On Friday, July 17th the Federal Reserve updated the Main Street Lending program to provide information related to nonprofit organizations ability to participate in the program as mandated by the CARES Act. The facility now includes 2 separate but similar facilities targeted at Nonprofit Organizations – the Nonprofit Organization New Loan Facility (NONLF) and the Nonprofit Organization Expanded Loan Facility (NOELF).
The terms of both the NONLF and NOELF are substantially similar. The NONLF is for organizations looking for a “new loan,” meaning they do not currently have a debt facility with an existing lender. The NONLF Loans will generally be smaller, with a minimum of $250,000 and a maximum of $35,000,000 (or borrowers’ quarterly revenue). The NOELF is for borrowers with a pre-existing credit relationship originated prior to June 15, 2020 and has an existing maturity of at least 18 months. The NOELF Loans provide an “upsized tranche” to increase the current loan with terms of this loan program. The loans are for a minimum of $10,000,000 and a maximum of $300,000,000 or 2019 average quarterly support. Broadly speaking, these loans are targeted at organizations with strong fiscal health prior to the COVID-19 Pandemic.
In order to be an eligible borrower, a Nonprofit Organization will need to meet the following criteria under either program:
1. Been in continuous operation since January 1, 2015
2. Be exempt under either Section 501(C) (3) or 501(C)(19). The term sheet indicates other organizations may be considered but only at the discretion of the Federal Reserve.
3. The organization must have at least ten employees but less than 15,000 or annual revenue of less than $5,000,000,000 and an endowment of less than $3,000,000,000

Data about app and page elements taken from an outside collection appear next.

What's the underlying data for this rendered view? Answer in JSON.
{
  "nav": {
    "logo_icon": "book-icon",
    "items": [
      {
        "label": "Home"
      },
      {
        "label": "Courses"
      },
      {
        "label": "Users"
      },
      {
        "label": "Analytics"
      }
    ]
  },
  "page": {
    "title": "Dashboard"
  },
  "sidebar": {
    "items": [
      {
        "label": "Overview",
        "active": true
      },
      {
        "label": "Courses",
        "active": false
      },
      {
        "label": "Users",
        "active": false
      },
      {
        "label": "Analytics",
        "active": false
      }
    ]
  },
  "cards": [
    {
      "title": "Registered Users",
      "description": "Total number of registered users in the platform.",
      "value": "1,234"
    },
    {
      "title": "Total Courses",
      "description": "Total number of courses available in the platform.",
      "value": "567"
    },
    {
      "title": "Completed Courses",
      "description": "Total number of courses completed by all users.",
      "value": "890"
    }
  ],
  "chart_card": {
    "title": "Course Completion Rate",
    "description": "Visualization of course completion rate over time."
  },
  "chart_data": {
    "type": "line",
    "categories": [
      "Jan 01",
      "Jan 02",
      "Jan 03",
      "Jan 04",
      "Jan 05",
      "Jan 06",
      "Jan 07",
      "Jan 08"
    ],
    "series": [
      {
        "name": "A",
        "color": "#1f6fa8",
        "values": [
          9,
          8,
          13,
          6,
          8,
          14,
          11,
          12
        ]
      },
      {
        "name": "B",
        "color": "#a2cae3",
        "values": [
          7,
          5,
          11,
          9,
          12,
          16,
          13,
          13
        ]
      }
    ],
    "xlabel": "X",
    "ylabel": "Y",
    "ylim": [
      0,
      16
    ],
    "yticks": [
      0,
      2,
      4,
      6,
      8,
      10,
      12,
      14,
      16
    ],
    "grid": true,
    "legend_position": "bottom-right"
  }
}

4. Total non-donation revenues equal to 60% of expenses for the period of 2017 – 2019.
Non-donation revenues are revenues less the following donations
a. Proceeds from fundraising events
b. Federated campaigns
d. Donor Advised Funds
e. Funds from similar sources
Expenses are total organization expenses less depreciation and amortization.
5. The ratio of earnings before interest, depreciation and amortization (EBIDA) to revenue is greater than 2%
6. Unrestricted Cash & Investments (Liquid Assets) of at least 60 days
7. Ratio of Liquid Assets to existing debt of at least 55%
If a borrower is able to meet the above qualifications to be considered eligible, the terms of the loans are as follows:
1. 5 Year Maturity.
2. Principal deferred for 2 years and interest payments deferred for 1 year.
3. Amortization of 15% at the end of Year 3, 15% at the end of Year 4 and 70% at maturity.
4. The rate is 1 or 3 month LIBOR + 3%. This would be ~3.25% as of July 23rd, 2020.
5. The loan is not subordinated to any other debt and is pari passu for any other debt in the expanded facility.
6. No prepayment penalty.
The loans themselves will have a 1% origination fee charged by the lender as well as a potential 1% facility fee passed on from the lender to the borrower (for a total of 2%). The borrower will have to maintain certain covenants, including refraining from paying any debt (other than mandatory and due) while this loan is outstanding. The borrower also must certify that it has a good basis to believe it has its ability to meet its financial obligations for 90 days and does not expect to file for bankruptcy, along with a commitment to make reasonable efforts to retain employees.
As the Federal Reserve Facility is purchasing the participations in these loans as of the date of these term sheets, these loans should, in theory be available now. Interested borrowers should contact their banking contacts if they are looking to obtain one of these loans. The Federal Reserve facility is scheduled to stop purchasing loans on September 30, 2020; however, the term sheets indicate that this date may (and probably will) be expanded.
To date, much of the interest in the Main Street Lending program has been lukewarm for both private companies and Nonprofit Organizations, and few financial institutions have been pushing out participation in these facilities. Many private organizations either will not meet the underwriting requirements imposed (it would require a minimum EBITDA of $62,500) or do not find the distribution restrictions (limited to amounts needed to cover taxes for owners for the loan term and 12 months after) burdensome. Nonprofit Organizations may face similar hurdles meeting the above underwriting requirements, particularly if they rely heavily on donations, operated at a deficit for 2019, or do not have at least 60 days in cash at the time of loan origination and do not have 2019 annual revenue of at least $1,000,000.